=== Instructions to follow ===
Search the material for the string "title", then return every line where it is found.
####################
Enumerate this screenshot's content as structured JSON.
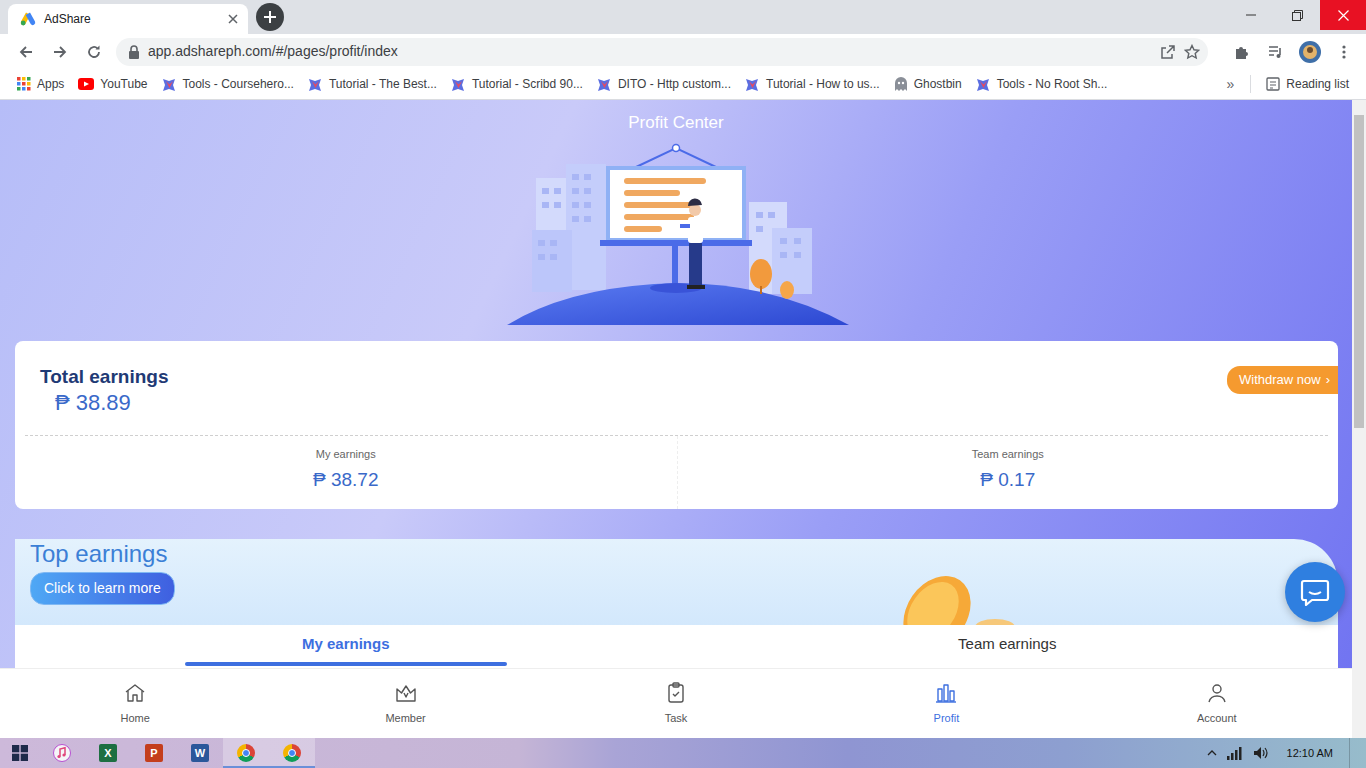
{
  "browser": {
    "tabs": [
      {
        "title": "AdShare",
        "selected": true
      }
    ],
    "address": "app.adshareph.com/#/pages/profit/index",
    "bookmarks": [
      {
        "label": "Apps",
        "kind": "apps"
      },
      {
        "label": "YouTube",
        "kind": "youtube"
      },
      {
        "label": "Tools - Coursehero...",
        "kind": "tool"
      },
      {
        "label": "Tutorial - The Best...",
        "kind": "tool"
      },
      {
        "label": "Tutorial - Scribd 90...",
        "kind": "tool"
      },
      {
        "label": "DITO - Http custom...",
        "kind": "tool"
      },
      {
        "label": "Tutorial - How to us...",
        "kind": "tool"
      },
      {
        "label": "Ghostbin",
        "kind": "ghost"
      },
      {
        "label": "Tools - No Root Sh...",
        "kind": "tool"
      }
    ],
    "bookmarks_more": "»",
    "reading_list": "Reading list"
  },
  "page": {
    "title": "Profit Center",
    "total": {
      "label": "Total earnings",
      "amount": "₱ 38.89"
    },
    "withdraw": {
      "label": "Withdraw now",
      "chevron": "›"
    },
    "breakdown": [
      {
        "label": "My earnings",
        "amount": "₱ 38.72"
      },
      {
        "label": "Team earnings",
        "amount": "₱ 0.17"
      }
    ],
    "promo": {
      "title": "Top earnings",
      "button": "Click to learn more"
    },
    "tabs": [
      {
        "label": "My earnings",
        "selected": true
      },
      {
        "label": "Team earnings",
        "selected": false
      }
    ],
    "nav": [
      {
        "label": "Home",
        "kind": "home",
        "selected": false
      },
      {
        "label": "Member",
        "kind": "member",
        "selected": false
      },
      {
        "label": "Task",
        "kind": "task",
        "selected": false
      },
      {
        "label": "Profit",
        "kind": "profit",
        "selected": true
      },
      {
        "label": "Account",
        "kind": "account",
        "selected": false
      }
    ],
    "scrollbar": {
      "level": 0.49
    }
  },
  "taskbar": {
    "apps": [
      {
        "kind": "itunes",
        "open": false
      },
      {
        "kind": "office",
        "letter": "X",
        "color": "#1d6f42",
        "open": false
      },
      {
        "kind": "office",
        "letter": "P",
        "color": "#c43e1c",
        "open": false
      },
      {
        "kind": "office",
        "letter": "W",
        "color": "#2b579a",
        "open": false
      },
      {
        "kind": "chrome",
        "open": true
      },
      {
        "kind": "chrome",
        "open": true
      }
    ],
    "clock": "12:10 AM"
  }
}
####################
=== Worked solution ===
        "title": "AdShare",
    "title": "Profit Center",
      "title": "Top earnings",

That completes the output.